RC: Wow. It taught me that I’m a person who likes to work in a certain way. I like to work in a family atmosphere with people who care about collaboration and are team players. I learned that I really liked making movies. It was something that was so hard to do. Making an independent film really wrecks your life. It breaks your body down and beats you down, then I realized if I continued to put myself through all of that then I must really love making films. I can’t wait to get back out into the trenches again with another project when the time is right.
MBJ: [long pause] I learned I’m a lot stronger than I thought I was. There was a lot of pressure to make everybody happy. You know, you want to make sure the community is satisfied. You want to make sure the family is happy because one day his daughter is going to watch this movie. I felt a strong sense of responsibility to that. It was a lot, bro.
TUD: What do you hope the audience gains from watching the film?
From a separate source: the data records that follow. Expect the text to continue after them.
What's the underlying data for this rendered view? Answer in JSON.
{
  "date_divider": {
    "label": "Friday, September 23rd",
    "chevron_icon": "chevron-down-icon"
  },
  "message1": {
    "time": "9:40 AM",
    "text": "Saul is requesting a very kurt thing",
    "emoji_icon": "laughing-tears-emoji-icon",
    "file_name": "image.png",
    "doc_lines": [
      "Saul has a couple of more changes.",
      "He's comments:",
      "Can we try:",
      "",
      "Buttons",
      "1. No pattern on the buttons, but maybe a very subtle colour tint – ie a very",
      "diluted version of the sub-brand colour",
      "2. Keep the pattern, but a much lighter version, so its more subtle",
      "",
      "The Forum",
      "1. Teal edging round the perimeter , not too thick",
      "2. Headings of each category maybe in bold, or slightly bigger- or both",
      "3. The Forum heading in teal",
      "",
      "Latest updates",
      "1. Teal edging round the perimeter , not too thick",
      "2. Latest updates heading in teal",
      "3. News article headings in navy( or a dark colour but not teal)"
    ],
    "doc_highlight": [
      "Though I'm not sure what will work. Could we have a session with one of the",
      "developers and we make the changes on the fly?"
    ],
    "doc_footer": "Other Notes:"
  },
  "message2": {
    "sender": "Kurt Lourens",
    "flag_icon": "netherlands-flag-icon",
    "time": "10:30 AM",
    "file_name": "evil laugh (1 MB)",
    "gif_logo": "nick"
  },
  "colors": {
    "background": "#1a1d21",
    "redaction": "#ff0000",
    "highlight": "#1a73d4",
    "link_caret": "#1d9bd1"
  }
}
RC: I hope that the audiences gain insight about what it’s like to be a person like Oscar Grant. I hope it triggers a thought process in the viewer about their own personal relationships and how they treat the people they love the most. A big thing is Oscar Grant was a human being and all human beings matter. You never know what they’ve been through and everybody deserves a right to live.
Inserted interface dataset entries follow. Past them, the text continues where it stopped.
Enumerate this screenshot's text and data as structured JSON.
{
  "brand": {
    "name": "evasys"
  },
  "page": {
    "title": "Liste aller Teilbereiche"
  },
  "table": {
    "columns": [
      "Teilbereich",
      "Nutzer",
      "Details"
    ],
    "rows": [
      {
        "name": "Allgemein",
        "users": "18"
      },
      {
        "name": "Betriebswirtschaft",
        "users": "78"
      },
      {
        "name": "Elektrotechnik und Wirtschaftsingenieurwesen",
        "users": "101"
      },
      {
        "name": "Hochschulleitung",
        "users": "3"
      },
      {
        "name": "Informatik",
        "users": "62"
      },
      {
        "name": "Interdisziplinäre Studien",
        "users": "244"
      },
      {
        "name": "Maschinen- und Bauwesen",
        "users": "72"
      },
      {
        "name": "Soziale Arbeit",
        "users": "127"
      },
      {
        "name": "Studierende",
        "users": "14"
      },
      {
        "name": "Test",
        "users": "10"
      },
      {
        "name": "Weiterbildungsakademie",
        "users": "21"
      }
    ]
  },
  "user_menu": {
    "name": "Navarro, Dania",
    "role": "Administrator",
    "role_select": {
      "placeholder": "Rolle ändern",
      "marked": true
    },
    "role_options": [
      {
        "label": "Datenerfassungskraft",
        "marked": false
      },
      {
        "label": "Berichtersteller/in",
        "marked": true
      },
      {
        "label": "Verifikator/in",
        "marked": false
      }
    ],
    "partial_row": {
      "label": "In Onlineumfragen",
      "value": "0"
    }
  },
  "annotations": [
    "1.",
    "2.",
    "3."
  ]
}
MBJ: I want them to feel some type of way. Whether they’re angry or upset. I want them to start looking at themselves in the mirror and start to question how they can become a better person because that’s the only way we can take steps in the right direction towards change. If we can spark conversation about our justice system, then I think we did our job.
TUD: How did Oscar Grant’s family react once they saw the finished film?
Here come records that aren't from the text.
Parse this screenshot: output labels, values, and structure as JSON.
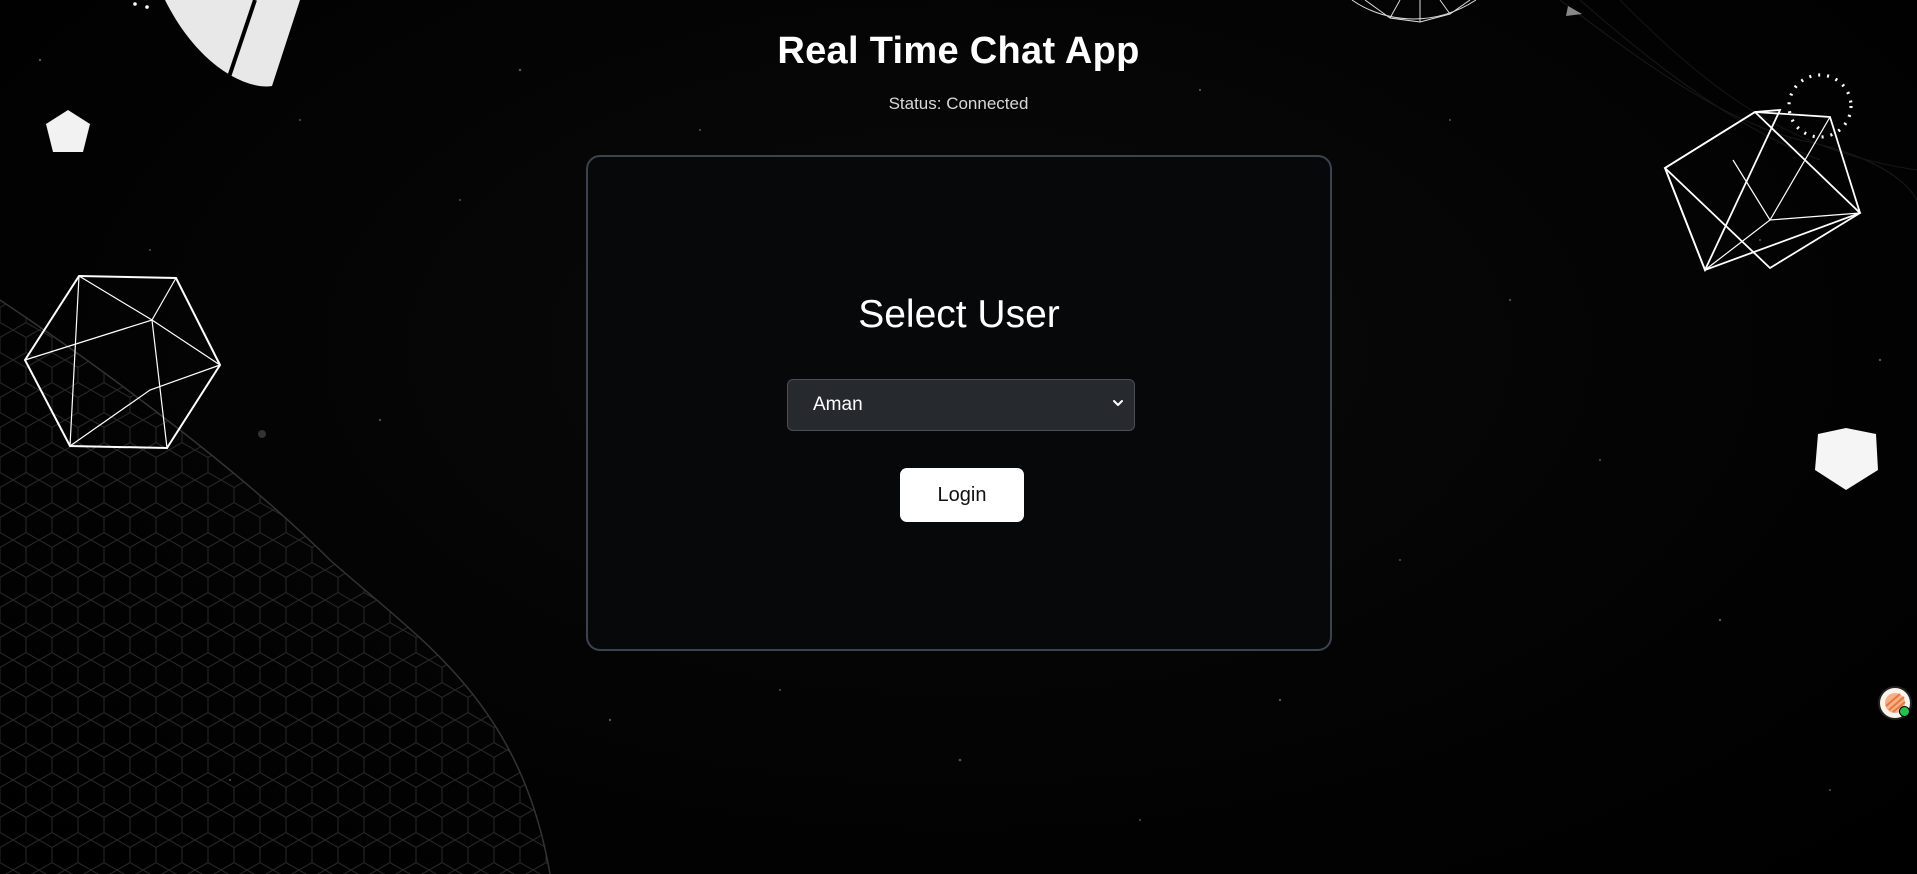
{
  "header": {
    "title": "Real Time Chat App",
    "status": "Status: Connected"
  },
  "login_card": {
    "heading": "Select User",
    "user_select": {
      "selected": "Aman"
    },
    "login_label": "Login"
  },
  "widget": {
    "icon": "assistant-avatar-icon",
    "online_color": "#27c24c"
  },
  "theme": {
    "background": "#030303",
    "card_border": "#3b4250",
    "select_bg": "#262a2e",
    "button_bg": "#ffffff"
  }
}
RC: It’s a tough and complex thing for them to watch because this is what happened in their lives. It’s dealing with a situation that’s very close to home for them. It’s very emotional for them. We made the film so that the people who didn’t know Oscar could have some insight. They already knew him and went through the experiences documented in the film. But they were very positive and had very kind things to say about the film, especially to the actors.
MBJ: I remember being at a film festival and his aunt saying, “Michael, I want to thank you because there were some scenes I couldn’t tell the difference between you and my nephew.” I was blown away. It means so much to me because I always thought about the family and what they would think and how they would feel when they watched this movie.
TUD: There is a lot of buzz going around about this film being nominated during awards season. Have those notions had any effect on you while you’re out promoting the film?
RC: To be honest, I try not to think about those things. For me, making this film was always about making sure the story was told, raising awareness about this situation, and giving people a chance to see it. That’s the award for me–the fact that the film has been able to go to these film festivals and shared with people. Plus the fact that the film has distribution. Those things are what I set out to do and I’m extremely proud of what my actors have done. They deserve every bit of recognition they are receiving and I hope more comes their way. But as for me, I’m just happy the movie is getting a chance to be seen.
MBJ: I can’t. I can’t even…when I hear that stuff, I just cover my ears and run in the other direction. As an actor, especially growing up as a child actor, you change your way of thinking in this business. I used to get my hopes up with a lot of things. I would go on auditions and think I did a great job and just knew I was going to get the part, but never got the call. I started feeling let down. So to protect yourself over things you have no control over, I now just promote the work and let the work speak for itself. If people try to put me and the film in that conversation, then it’s an honor, but it’s not something I think about.
Hit the flip to read about the moment Ryan Coogler’s parents had the police rules of engagement conversation.
‘Fruitvale Station’ Director & Star Share How the Film Changed Their Lives was originally published on theurbandaily.com